- Dataset rows for apps and sites:
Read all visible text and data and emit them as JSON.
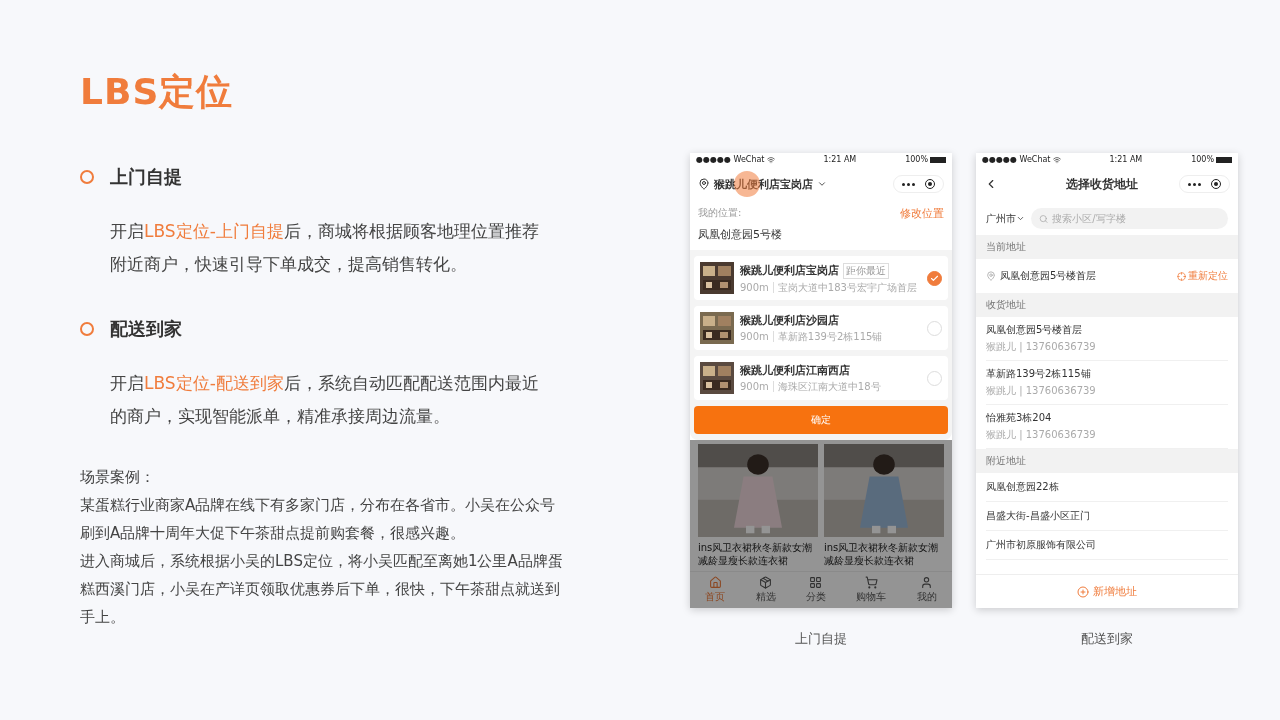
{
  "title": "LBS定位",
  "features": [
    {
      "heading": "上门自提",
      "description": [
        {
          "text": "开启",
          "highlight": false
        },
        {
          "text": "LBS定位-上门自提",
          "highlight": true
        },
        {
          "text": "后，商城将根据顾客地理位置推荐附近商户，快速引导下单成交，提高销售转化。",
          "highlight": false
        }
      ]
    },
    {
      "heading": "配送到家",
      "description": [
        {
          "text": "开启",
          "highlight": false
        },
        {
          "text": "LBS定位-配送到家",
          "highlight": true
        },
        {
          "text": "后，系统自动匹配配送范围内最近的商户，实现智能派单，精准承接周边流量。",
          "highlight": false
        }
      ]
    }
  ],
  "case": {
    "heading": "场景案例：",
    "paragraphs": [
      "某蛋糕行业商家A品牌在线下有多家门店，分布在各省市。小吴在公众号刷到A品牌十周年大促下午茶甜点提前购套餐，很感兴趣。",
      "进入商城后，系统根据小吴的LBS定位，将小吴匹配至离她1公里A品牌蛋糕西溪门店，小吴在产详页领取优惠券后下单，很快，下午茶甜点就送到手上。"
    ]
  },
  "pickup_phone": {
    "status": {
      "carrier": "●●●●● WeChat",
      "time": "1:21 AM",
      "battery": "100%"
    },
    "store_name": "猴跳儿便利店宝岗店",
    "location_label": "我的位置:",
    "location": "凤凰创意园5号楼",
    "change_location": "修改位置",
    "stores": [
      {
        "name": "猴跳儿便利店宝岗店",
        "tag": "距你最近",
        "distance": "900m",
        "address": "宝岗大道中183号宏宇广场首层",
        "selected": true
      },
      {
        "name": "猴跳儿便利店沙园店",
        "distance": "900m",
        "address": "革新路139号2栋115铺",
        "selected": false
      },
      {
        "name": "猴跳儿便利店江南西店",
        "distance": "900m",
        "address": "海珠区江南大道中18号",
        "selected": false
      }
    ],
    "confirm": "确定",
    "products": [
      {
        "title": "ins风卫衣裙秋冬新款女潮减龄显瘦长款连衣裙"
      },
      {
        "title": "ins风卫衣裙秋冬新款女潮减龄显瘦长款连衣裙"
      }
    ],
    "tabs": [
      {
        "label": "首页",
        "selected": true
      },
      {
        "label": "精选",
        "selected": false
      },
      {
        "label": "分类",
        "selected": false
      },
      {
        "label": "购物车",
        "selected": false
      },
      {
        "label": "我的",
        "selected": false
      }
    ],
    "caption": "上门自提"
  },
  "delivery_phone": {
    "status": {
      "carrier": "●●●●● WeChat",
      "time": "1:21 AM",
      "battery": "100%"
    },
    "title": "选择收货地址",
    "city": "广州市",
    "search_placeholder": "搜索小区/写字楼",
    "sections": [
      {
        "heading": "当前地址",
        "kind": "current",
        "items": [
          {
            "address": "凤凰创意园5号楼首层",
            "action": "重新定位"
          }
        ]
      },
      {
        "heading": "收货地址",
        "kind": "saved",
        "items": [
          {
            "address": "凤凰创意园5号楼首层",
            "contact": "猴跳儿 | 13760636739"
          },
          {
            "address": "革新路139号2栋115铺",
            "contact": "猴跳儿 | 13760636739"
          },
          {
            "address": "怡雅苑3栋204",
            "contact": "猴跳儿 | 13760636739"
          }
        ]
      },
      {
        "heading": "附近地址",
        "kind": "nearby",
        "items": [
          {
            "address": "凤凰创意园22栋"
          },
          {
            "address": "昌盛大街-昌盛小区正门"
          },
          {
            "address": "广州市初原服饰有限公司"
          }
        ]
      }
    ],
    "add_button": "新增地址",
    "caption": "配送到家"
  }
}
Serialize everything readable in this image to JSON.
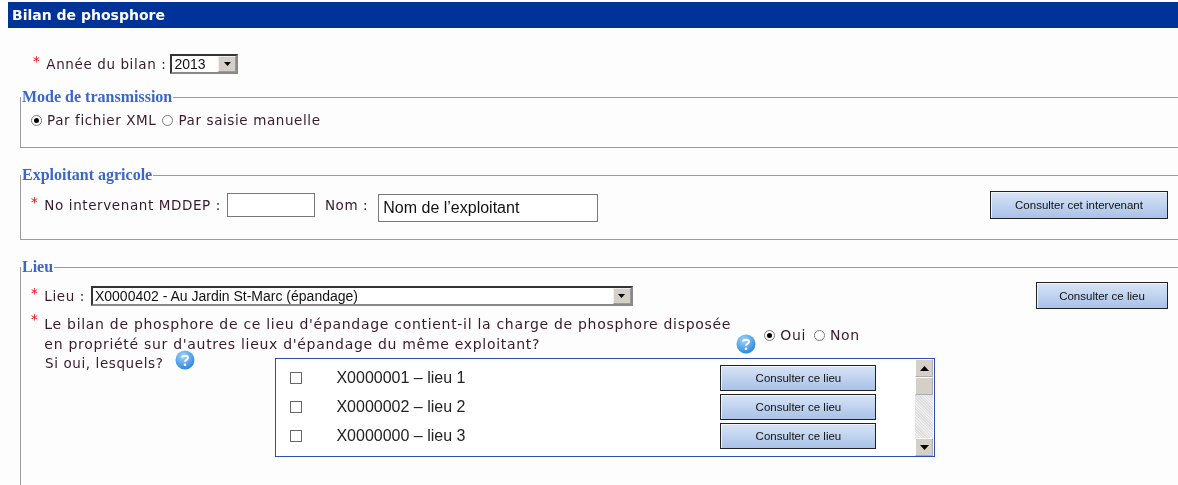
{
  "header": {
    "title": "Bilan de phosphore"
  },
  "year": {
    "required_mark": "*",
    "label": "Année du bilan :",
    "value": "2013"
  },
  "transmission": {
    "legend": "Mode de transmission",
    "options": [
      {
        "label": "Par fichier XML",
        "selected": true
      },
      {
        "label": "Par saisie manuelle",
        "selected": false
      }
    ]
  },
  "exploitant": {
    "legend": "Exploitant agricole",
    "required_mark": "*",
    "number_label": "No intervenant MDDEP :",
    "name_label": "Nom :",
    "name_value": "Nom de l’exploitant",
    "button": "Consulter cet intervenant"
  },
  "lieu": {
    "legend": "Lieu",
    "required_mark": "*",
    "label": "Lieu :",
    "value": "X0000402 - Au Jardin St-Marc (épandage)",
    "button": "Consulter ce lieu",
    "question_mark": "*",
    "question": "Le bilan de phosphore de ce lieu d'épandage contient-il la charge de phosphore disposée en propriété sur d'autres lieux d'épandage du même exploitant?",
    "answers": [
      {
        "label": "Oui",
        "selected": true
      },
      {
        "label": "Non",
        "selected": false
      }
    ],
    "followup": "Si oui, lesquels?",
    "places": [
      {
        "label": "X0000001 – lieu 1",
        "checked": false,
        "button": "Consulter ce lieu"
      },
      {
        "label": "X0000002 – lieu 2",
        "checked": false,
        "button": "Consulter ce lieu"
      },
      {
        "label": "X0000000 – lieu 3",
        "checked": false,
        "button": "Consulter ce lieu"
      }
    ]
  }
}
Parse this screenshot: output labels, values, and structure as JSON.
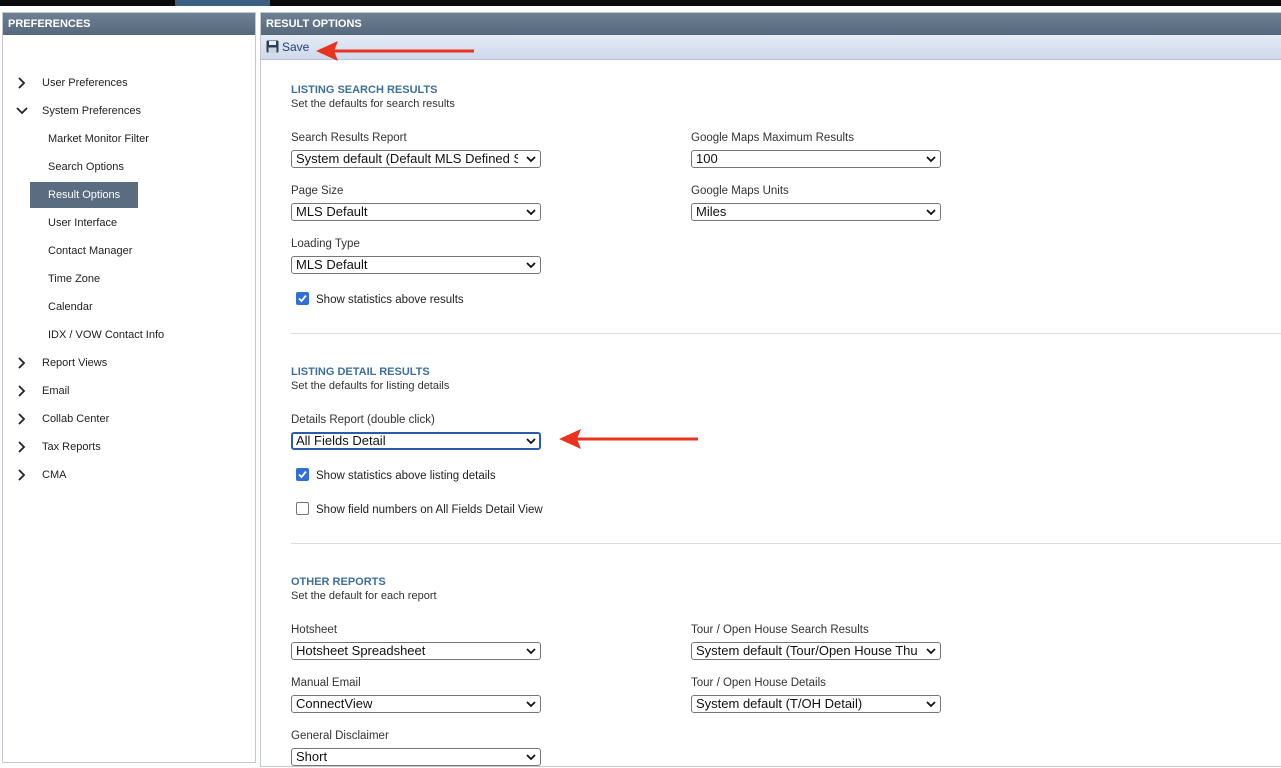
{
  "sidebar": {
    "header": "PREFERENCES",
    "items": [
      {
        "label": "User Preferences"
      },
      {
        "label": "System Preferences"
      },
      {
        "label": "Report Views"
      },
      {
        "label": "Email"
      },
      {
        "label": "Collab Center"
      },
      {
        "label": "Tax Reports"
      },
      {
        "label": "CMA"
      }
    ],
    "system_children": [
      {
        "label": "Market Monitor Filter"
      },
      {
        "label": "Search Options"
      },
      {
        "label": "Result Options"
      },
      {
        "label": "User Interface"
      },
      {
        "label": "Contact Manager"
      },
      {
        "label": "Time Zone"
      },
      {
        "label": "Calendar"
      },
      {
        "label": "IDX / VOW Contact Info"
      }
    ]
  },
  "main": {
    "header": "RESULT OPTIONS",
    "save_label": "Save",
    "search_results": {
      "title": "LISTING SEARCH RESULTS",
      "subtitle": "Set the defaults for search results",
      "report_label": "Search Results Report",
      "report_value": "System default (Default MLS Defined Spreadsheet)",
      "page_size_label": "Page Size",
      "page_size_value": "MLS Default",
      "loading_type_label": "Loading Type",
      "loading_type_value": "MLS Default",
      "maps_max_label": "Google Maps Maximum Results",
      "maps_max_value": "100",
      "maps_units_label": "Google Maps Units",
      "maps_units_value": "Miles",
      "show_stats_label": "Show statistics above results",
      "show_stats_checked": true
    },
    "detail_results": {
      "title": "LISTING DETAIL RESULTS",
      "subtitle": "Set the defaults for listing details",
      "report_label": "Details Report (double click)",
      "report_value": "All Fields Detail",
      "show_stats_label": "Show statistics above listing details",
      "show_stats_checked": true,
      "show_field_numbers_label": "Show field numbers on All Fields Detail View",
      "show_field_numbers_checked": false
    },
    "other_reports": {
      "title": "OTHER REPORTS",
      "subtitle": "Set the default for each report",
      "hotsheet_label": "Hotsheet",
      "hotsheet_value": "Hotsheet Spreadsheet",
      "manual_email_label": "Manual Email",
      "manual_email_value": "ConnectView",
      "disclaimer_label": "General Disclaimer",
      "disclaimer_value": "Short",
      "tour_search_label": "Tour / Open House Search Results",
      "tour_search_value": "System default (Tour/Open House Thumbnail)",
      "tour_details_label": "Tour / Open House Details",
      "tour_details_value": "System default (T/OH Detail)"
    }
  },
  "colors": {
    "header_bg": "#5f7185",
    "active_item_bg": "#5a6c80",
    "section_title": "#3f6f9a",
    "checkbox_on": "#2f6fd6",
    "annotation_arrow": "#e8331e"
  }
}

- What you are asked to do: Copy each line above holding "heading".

- Reply:
      "heading": "上门自提",
      "heading": "配送到家",
    "heading": "场景案例：",
        "heading": "当前地址",
        "heading": "收货地址",
        "heading": "附近地址",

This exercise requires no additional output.